While on a fan trip, car 4272 leads a four-car train of 4000s into the Buena Interchange Yard next to Graceland Cemetery south of Montrose Avenue on August 6, 1972. Freight was interchanged here between the Milwaukee Road and various customers along the North Side main line, Evanston, and Skokie branches beginning in 1920. Less than a year later, freight service would cease and the yard eventually fell into disuse. (Photo by Bruno Berzins, Collection of Joe Testagrose)

cta4453.jpg (143k)
A four-car fantrip train of 4000-series cars, led by car 4453, sits in the Buena Yard, looking north on August 6, 1972. The Buena Yard is an interchange point with the Milwaukee Road where the CTA's electric freight locomotives pick up their loads. These locomotives run off overhead current, hence the train's use of trolley poles in the yard, which has no third rail. (Photo by Bruno Berzins, Collection of Joe Testagrose)

cta4453b.jpg (106k)
Turning around for the trip back north to the elevated, car 4453 is loading fantrip passengers on August 6, 1972. Why the blue sign announcing White Sox baseball is on the train is uncertain; it may just be for novelty purposes for the fantrip. Note the overhead wire and latticed poles in the Buena Interchange Yard. (Photo by Bruno Berzins, Collection of Joe Testagrose)

buena03.jpg (75k)
Looking south from inside one of the freight locomotives, a Chesapeake and Ohio Railway hopper car is on the rear of a long string of freight cars in Buena Yard on the last day of "L" freight service, April 30, 1973. (Photo by Lou Gerard)
buena04.jpg (85k)
A long consist of freight cars lines the East Track in Buena Yard on April 30, 1973, looking south. These would be the final freight cars handled by the "L", as freight service on the CTA was over the following day. The weather that day was damp and rainy. (Photo by Lou Gerard)
buena05.jpg (188k)
The south end of Challenger Park -- the portion occupied by a parking lot -- is seen looking north from Irving Park Road on January 2, 2011. This was the farthest end of the former Buena Yard. Two tracks (later just one) continued out of the yard and across Irving Park Road to connect to the St. Paul (Milwaukee Road) tracks that headed south to downtown and connections to the rest of the CM&StP divisions and other rail lines. The Red Line elevated is on the right. (Photo by Graham Garfield)
buena07.jpg (212k)
The north half of the former Buena Yard is seen looking north on January 2, 2011, now converted to Challenger Park. The earthen incline leading up to the connection with the elevated tracks was on the left, while the North Shore Line's ferry truck loading ramp was on the right. Graceland Cemetery is on the left beyond the concrete wall. (Photo by Graham Garfield)
buena08.jpg (168k)
The north end of the former Buena Yard, at Montrose Avenue, is seen here, looking north on January 2, 2011. The end of the incline up to the elevated track level was on the left, leading to a steel bridge over the street. The concrete abutment that supported the bridge's north end is visible across the street. The North Shore Line's Montrose merchandise despatch/freight house was across the street, between the concrete bridge abutment and the elevated structure on the far right. The old Clifton Substation is visible in the left background, whose electrical current conversion duties have been taken over by the new low brick substation building visible in the center background. (Photo by Graham Garfield)
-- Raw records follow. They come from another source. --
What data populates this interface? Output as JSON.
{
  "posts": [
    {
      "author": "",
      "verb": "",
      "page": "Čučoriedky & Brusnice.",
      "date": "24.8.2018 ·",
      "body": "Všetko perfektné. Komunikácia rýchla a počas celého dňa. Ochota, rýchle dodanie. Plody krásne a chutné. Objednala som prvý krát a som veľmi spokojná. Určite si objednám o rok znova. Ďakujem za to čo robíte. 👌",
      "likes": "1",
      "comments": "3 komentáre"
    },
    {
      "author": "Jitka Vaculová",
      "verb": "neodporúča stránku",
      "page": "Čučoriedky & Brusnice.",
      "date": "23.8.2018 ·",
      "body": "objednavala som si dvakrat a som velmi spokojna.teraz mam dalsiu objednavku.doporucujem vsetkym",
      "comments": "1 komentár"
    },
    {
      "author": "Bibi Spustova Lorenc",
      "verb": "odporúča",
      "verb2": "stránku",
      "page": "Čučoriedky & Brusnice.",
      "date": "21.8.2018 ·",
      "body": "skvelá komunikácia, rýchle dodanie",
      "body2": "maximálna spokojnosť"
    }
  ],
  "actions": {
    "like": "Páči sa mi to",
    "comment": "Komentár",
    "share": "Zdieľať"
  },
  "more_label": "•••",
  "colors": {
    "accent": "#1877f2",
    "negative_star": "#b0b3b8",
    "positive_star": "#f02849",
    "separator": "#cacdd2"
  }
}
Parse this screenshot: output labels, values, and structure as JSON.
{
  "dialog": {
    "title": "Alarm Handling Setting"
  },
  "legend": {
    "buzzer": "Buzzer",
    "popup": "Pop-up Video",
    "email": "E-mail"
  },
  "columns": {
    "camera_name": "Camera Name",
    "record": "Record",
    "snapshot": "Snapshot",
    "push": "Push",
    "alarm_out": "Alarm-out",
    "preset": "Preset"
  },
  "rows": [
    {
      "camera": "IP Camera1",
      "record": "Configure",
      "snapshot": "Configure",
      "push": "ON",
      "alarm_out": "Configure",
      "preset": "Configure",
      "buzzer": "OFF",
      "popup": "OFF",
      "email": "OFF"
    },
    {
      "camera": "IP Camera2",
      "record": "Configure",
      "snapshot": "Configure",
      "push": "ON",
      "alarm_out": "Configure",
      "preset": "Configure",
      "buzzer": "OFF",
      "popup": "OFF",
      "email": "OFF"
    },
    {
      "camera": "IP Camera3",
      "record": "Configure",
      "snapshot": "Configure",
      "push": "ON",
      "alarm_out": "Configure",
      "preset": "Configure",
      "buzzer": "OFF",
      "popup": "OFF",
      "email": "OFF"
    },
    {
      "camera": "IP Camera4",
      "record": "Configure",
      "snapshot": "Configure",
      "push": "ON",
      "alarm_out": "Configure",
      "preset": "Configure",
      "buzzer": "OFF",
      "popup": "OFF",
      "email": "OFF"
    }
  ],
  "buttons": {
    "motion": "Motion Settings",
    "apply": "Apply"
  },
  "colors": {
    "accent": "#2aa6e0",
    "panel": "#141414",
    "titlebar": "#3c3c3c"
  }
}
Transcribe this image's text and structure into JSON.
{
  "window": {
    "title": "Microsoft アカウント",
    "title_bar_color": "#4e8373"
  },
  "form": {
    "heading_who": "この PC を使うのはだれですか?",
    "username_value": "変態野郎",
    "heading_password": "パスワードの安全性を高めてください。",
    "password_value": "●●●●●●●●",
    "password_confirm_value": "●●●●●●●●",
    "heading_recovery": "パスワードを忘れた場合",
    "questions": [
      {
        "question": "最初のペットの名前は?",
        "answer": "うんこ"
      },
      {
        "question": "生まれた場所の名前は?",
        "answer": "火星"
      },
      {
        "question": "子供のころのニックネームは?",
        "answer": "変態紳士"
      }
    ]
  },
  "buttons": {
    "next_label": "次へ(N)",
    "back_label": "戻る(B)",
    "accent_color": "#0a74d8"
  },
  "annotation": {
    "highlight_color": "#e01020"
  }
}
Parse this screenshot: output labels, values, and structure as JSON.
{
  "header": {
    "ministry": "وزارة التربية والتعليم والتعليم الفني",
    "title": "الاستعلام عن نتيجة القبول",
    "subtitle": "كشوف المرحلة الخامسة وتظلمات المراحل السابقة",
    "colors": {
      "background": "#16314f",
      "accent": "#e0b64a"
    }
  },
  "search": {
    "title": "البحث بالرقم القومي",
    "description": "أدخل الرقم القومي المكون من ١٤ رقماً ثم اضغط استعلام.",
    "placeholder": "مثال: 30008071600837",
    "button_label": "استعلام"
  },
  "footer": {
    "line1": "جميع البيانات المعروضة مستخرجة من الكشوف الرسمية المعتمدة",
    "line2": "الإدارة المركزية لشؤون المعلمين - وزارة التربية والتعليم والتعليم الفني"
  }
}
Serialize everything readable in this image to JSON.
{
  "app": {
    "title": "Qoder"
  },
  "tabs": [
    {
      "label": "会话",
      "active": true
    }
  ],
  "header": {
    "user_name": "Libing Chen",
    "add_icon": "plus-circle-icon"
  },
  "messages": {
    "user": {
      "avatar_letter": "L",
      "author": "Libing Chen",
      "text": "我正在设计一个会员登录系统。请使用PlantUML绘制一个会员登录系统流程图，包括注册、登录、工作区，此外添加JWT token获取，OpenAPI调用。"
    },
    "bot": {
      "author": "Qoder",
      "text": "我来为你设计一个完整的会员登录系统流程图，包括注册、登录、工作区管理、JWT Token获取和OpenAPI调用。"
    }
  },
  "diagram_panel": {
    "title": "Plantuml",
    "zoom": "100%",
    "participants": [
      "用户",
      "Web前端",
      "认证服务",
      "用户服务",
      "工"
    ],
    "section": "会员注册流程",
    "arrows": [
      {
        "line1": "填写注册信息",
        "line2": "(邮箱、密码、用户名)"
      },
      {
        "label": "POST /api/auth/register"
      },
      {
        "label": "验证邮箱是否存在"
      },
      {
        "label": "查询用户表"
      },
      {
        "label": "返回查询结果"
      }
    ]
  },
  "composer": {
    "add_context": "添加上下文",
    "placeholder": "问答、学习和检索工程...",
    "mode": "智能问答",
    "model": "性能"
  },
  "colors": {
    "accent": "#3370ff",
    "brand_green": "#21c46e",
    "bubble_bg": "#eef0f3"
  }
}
  1. Peterson, Art (ed.). "Track 1 Out of Service -- Engine Working." First & Fastest. Summer 2001. pg 25.
  2. Ibid, 32.
  3. Ibid, 25.
  4. Ibid, 30.
  5. Ibid.
  6. "Challenger Playlot Park (c/o Gill Park)." Chicago Park District Web site. Accessed 24 November 2010.